====== Supplied information ======

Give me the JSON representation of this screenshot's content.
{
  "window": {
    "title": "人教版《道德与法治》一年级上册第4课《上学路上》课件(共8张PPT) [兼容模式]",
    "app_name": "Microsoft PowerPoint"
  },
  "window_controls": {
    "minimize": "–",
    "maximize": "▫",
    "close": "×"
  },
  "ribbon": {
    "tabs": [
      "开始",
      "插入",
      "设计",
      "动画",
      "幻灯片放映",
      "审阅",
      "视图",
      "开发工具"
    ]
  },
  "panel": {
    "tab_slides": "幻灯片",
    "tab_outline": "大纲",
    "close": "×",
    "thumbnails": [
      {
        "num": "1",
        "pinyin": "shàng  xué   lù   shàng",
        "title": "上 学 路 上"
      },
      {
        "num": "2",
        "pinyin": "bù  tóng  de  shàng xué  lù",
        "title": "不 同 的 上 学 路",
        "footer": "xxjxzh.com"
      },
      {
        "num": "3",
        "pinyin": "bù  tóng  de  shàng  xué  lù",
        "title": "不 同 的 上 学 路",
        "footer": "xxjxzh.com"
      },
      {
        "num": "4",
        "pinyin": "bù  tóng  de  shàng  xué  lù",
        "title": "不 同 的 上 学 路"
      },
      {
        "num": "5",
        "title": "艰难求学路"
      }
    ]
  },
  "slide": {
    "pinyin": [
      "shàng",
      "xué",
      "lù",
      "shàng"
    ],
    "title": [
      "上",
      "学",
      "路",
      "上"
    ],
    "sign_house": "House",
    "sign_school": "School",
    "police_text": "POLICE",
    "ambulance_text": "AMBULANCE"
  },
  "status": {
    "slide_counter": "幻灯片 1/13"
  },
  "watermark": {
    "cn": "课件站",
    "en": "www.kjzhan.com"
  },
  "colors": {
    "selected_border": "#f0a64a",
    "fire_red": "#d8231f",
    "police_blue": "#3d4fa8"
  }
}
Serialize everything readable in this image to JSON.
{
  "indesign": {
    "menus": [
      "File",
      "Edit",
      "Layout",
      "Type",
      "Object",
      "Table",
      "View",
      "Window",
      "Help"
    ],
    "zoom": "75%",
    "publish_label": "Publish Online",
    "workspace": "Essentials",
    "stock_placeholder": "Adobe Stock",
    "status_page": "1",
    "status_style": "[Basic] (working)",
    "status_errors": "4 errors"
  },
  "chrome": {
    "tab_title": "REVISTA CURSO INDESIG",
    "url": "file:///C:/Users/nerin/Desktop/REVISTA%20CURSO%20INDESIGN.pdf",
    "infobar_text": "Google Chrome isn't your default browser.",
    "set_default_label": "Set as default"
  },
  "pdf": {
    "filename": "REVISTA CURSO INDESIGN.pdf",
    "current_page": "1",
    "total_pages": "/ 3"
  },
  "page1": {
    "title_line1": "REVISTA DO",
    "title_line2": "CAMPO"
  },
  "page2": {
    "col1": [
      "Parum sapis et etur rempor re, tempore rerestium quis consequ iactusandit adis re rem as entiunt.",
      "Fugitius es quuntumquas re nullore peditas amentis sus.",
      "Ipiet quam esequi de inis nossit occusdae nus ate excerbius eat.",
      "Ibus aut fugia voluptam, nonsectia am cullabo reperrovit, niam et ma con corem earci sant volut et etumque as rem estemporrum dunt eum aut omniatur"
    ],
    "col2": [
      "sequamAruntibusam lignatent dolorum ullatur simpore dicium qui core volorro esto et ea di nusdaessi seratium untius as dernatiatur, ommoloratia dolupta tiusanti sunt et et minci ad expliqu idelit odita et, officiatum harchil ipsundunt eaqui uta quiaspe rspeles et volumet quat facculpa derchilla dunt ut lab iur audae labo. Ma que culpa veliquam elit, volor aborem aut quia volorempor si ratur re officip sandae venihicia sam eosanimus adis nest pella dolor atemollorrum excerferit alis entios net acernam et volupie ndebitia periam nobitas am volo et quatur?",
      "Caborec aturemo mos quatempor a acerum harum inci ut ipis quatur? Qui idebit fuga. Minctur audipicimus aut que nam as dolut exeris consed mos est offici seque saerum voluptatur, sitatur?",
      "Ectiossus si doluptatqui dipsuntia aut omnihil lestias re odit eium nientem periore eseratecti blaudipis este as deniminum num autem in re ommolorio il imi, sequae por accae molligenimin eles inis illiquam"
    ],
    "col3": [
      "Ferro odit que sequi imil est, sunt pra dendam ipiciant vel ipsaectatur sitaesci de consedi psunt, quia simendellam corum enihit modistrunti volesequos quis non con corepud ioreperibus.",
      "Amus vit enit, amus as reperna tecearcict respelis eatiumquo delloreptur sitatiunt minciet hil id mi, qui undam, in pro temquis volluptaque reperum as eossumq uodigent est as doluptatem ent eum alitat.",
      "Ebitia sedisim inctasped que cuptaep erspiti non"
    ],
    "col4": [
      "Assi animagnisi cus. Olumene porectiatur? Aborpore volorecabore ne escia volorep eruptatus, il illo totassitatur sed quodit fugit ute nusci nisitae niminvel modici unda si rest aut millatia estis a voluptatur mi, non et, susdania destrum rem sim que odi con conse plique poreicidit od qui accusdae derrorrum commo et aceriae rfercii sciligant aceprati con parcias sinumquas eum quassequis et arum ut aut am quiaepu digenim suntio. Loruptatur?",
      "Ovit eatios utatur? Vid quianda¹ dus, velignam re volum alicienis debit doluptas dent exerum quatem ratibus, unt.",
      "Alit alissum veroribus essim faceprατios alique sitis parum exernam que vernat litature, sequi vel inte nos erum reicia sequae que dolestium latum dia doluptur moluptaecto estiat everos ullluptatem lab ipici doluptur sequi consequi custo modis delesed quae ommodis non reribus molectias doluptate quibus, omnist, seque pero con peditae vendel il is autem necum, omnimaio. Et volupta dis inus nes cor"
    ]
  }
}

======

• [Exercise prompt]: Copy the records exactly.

• [Problem solution]:
Give me the JSON representation of this screenshot's content.
{
  "window": {
    "title": "人教版《道德与法治》一年级上册第4课《上学路上》课件(共8张PPT) [兼容模式]",
    "app_name": "Microsoft PowerPoint"
  },
  "window_controls": {
    "minimize": "–",
    "maximize": "▫",
    "close": "×"
  },
  "ribbon": {
    "tabs": [
      "开始",
      "插入",
      "设计",
      "动画",
      "幻灯片放映",
      "审阅",
      "视图",
      "开发工具"
    ]
  },
  "panel": {
    "tab_slides": "幻灯片",
    "tab_outline": "大纲",
    "close": "×",
    "thumbnails": [
      {
        "num": "1",
        "pinyin": "shàng  xué   lù   shàng",
        "title": "上 学 路 上"
      },
      {
        "num": "2",
        "pinyin": "bù  tóng  de  shàng xué  lù",
        "title": "不 同 的 上 学 路",
        "footer": "xxjxzh.com"
      },
      {
        "num": "3",
        "pinyin": "bù  tóng  de  shàng  xué  lù",
        "title": "不 同 的 上 学 路",
        "footer": "xxjxzh.com"
      },
      {
        "num": "4",
        "pinyin": "bù  tóng  de  shàng  xué  lù",
        "title": "不 同 的 上 学 路"
      },
      {
        "num": "5",
        "title": "艰难求学路"
      }
    ]
  },
  "slide": {
    "pinyin": [
      "shàng",
      "xué",
      "lù",
      "shàng"
    ],
    "title": [
      "上",
      "学",
      "路",
      "上"
    ],
    "sign_house": "House",
    "sign_school": "School",
    "police_text": "POLICE",
    "ambulance_text": "AMBULANCE"
  },
  "status": {
    "slide_counter": "幻灯片 1/13"
  },
  "watermark": {
    "cn": "课件站",
    "en": "www.kjzhan.com"
  },
  "colors": {
    "selected_border": "#f0a64a",
    "fire_red": "#d8231f",
    "police_blue": "#3d4fa8"
  }
}
Serialize everything readable in this image to JSON.
{
  "indesign": {
    "menus": [
      "File",
      "Edit",
      "Layout",
      "Type",
      "Object",
      "Table",
      "View",
      "Window",
      "Help"
    ],
    "zoom": "75%",
    "publish_label": "Publish Online",
    "workspace": "Essentials",
    "stock_placeholder": "Adobe Stock",
    "status_page": "1",
    "status_style": "[Basic] (working)",
    "status_errors": "4 errors"
  },
  "chrome": {
    "tab_title": "REVISTA CURSO INDESIG",
    "url": "file:///C:/Users/nerin/Desktop/REVISTA%20CURSO%20INDESIGN.pdf",
    "infobar_text": "Google Chrome isn't your default browser.",
    "set_default_label": "Set as default"
  },
  "pdf": {
    "filename": "REVISTA CURSO INDESIGN.pdf",
    "current_page": "1",
    "total_pages": "/ 3"
  },
  "page1": {
    "title_line1": "REVISTA DO",
    "title_line2": "CAMPO"
  },
  "page2": {
    "col1": [
      "Parum sapis et etur rempor re, tempore rerestium quis consequ iactusandit adis re rem as entiunt.",
      "Fugitius es quuntumquas re nullore peditas amentis sus.",
      "Ipiet quam esequi de inis nossit occusdae nus ate excerbius eat.",
      "Ibus aut fugia voluptam, nonsectia am cullabo reperrovit, niam et ma con corem earci sant volut et etumque as rem estemporrum dunt eum aut omniatur"
    ],
    "col2": [
      "sequamAruntibusam lignatent dolorum ullatur simpore dicium qui core volorro esto et ea di nusdaessi seratium untius as dernatiatur, ommoloratia dolupta tiusanti sunt et et minci ad expliqu idelit odita et, officiatum harchil ipsundunt eaqui uta quiaspe rspeles et volumet quat facculpa derchilla dunt ut lab iur audae labo. Ma que culpa veliquam elit, volor aborem aut quia volorempor si ratur re officip sandae venihicia sam eosanimus adis nest pella dolor atemollorrum excerferit alis entios net acernam et volupie ndebitia periam nobitas am volo et quatur?",
      "Caborec aturemo mos quatempor a acerum harum inci ut ipis quatur? Qui idebit fuga. Minctur audipicimus aut que nam as dolut exeris consed mos est offici seque saerum voluptatur, sitatur?",
      "Ectiossus si doluptatqui dipsuntia aut omnihil lestias re odit eium nientem periore eseratecti blaudipis este as deniminum num autem in re ommolorio il imi, sequae por accae molligenimin eles inis illiquam"
    ],
    "col3": [
      "Ferro odit que sequi imil est, sunt pra dendam ipiciant vel ipsaectatur sitaesci de consedi psunt, quia simendellam corum enihit modistrunti volesequos quis non con corepud ioreperibus.",
      "Amus vit enit, amus as reperna tecearcict respelis eatiumquo delloreptur sitatiunt minciet hil id mi, qui undam, in pro temquis volluptaque reperum as eossumq uodigent est as doluptatem ent eum alitat.",
      "Ebitia sedisim inctasped que cuptaep erspiti non"
    ],
    "col4": [
      "Assi animagnisi cus. Olumene porectiatur? Aborpore volorecabore ne escia volorep eruptatus, il illo totassitatur sed quodit fugit ute nusci nisitae niminvel modici unda si rest aut millatia estis a voluptatur mi, non et, susdania destrum rem sim que odi con conse plique poreicidit od qui accusdae derrorrum commo et aceriae rfercii sciligant aceprati con parcias sinumquas eum quassequis et arum ut aut am quiaepu digenim suntio. Loruptatur?",
      "Ovit eatios utatur? Vid quianda¹ dus, velignam re volum alicienis debit doluptas dent exerum quatem ratibus, unt.",
      "Alit alissum veroribus essim faceprατios alique sitis parum exernam que vernat litature, sequi vel inte nos erum reicia sequae que dolestium latum dia doluptur moluptaecto estiat everos ullluptatem lab ipici doluptur sequi consequi custo modis delesed quae ommodis non reribus molectias doluptate quibus, omnist, seque pero con peditae vendel il is autem necum, omnimaio. Et volupta dis inus nes cor"
    ]
  }
}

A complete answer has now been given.